The virus that causes Ramsay Hunt syndrome is called varicella-zoster virus, which is in the herpes virus family; it’s the same pathogen behind chickenpox in children and shingles in adults, according to the National Organization for Rare Disorders.
It’s unclear how Bieber contracted the virus, but it’s possible he may have contracted the germ several years ago during a bout with chickenpox. The virus, which is not contagious, can lie dormant in your body for years before reactivating and spreading to a facial nerve near your ear, developing into either shingles or in some cases, Ramsay Hunt syndrome, for reasons that are unknown.
As in Bieber's case, people with RHS typically experience some degree of facial paralysis or weakness on one side of the face and a rash on the outer part of the ear, though both symptoms aren’t guaranteed.
Other symptoms that may accompany RHS are ringing in the ear, temporary hearing loss, nausea, vomiting, dry eyes, ear pain, and loss of taste.
The syndrome emerges in about 5 out of every 100,000 people in the US each year, the National Organization for Rare Disorders says, although its prevalence may be underestimated because cases are often misdiagnosed.
Anyone who has had chickenpox can develop RHS at some point, most likely during adulthood. Most cases occur among older adults; children are rarely affected.
Antiviral medications like acyclovir or famciclovir — both used to treat herpes virus infections — together with corticosteroids can treat RHS. However, some symptoms could become permanent, like facial paralysis and hearing loss. Eye drops can help protect the cornea from drying out if people cannot blink, as is the case with Bieber. In his message, he said it wasn't clear how long it may take before he gets better.
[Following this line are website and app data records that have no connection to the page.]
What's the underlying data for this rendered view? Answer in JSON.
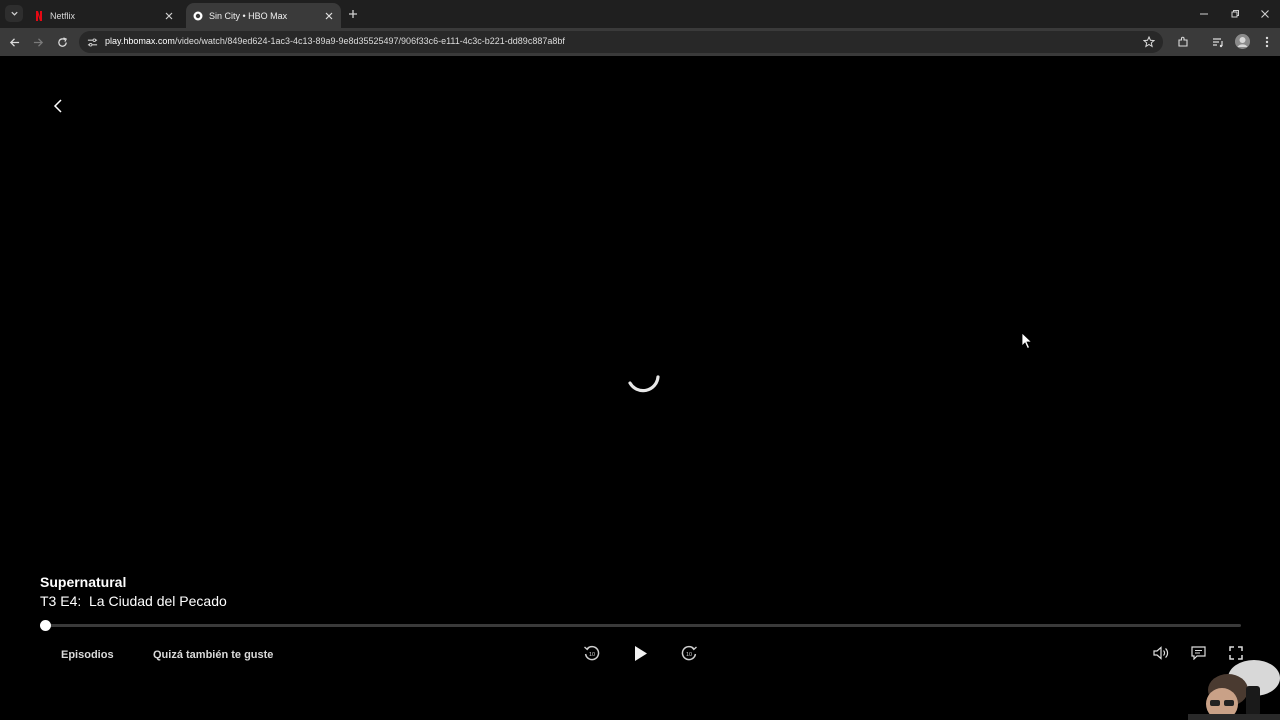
{
  "browser": {
    "tabs": [
      {
        "title": "Netflix",
        "active": false,
        "favicon": "netflix-favicon"
      },
      {
        "title": "Sin City • HBO Max",
        "active": true,
        "favicon": "hbomax-favicon"
      }
    ],
    "url_host": "play.hbomax.com",
    "url_path": "/video/watch/849ed624-1ac3-4c13-89a9-9e8d35525497/906f33c6-e111-4c3c-b221-dd89c887a8bf"
  },
  "player": {
    "show_title": "Supernatural",
    "episode_label": "T3 E4:  La Ciudad del Pecado",
    "progress": 0.0,
    "buttons": {
      "episodes": "Episodios",
      "you_may_like": "Quizá también te guste"
    },
    "icons": [
      "back-icon",
      "loading-spinner",
      "rewind-10-icon",
      "play-icon",
      "forward-10-icon",
      "volume-icon",
      "subtitles-icon",
      "fullscreen-icon"
    ]
  },
  "colors": {
    "accent": "#ffffff",
    "player_bg": "#000000",
    "netflix_red": "#e50914"
  }
}
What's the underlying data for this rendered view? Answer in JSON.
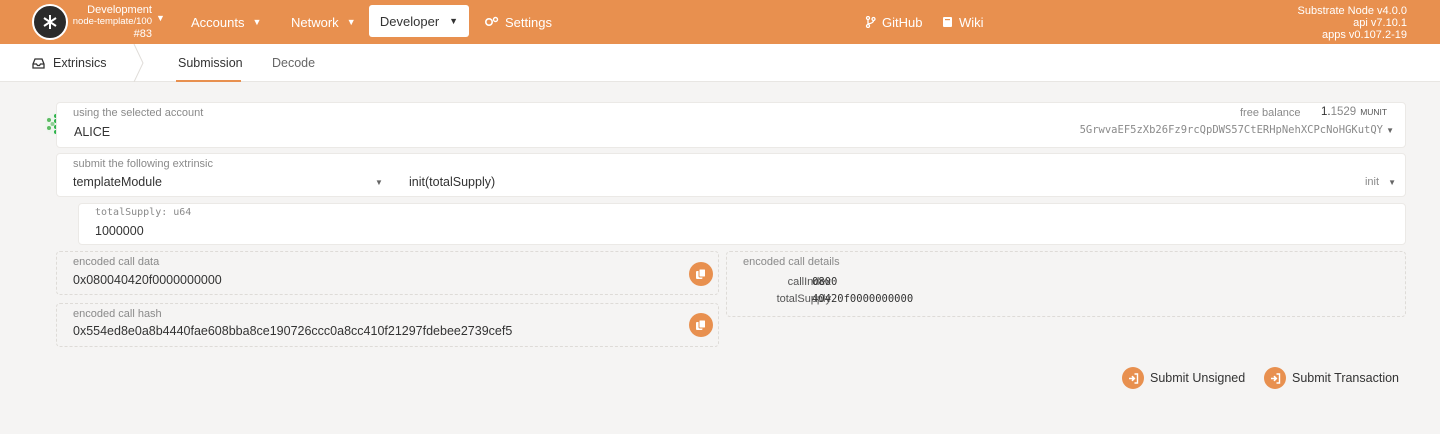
{
  "topbar": {
    "chain_name": "Development",
    "chain_node": "node-template/100",
    "block": "#83",
    "nav": {
      "accounts": "Accounts",
      "network": "Network",
      "developer": "Developer",
      "settings": "Settings",
      "github": "GitHub",
      "wiki": "Wiki"
    },
    "version": {
      "node": "Substrate Node v4.0.0",
      "api": "api v7.10.1",
      "apps": "apps v0.107.2-19"
    },
    "accent_color": "#e8904f"
  },
  "subnav": {
    "section": "Extrinsics",
    "tabs": [
      "Submission",
      "Decode"
    ],
    "active_tab": "Submission"
  },
  "account": {
    "label": "using the selected account",
    "name": "ALICE",
    "free_balance_label": "free balance",
    "balance_int": "1.",
    "balance_frac": "1529",
    "unit": "MUNIT",
    "address": "5GrwvaEF5zXb26Fz9rcQpDWS57CtERHpNehXCPcNoHGKutQY"
  },
  "extrinsic": {
    "label": "submit the following extrinsic",
    "module": "templateModule",
    "call": "init(totalSupply)",
    "method": "init"
  },
  "param": {
    "label": "totalSupply: u64",
    "value": "1000000"
  },
  "encoded": {
    "data_label": "encoded call data",
    "data": "0x080040420f0000000000",
    "hash_label": "encoded call hash",
    "hash": "0x554ed8e0a8b4440fae608bba8ce190726ccc0a8cc410f21297fdebee2739cef5",
    "details_label": "encoded call details",
    "call_index_label": "callIndex",
    "call_index": "0800",
    "total_supply_label": "totalSupply",
    "total_supply": "40420f0000000000"
  },
  "actions": {
    "submit_unsigned": "Submit Unsigned",
    "submit_transaction": "Submit Transaction"
  }
}
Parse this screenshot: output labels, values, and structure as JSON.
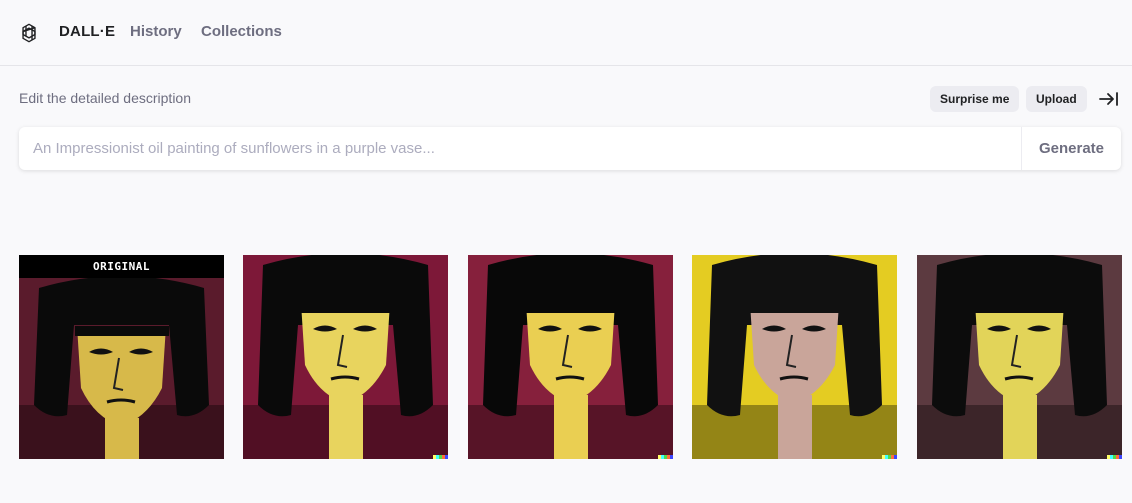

"It's going to be OK," Bieber says. "I hope, and I trust God and I trust that this is all going to, it's all for a reason."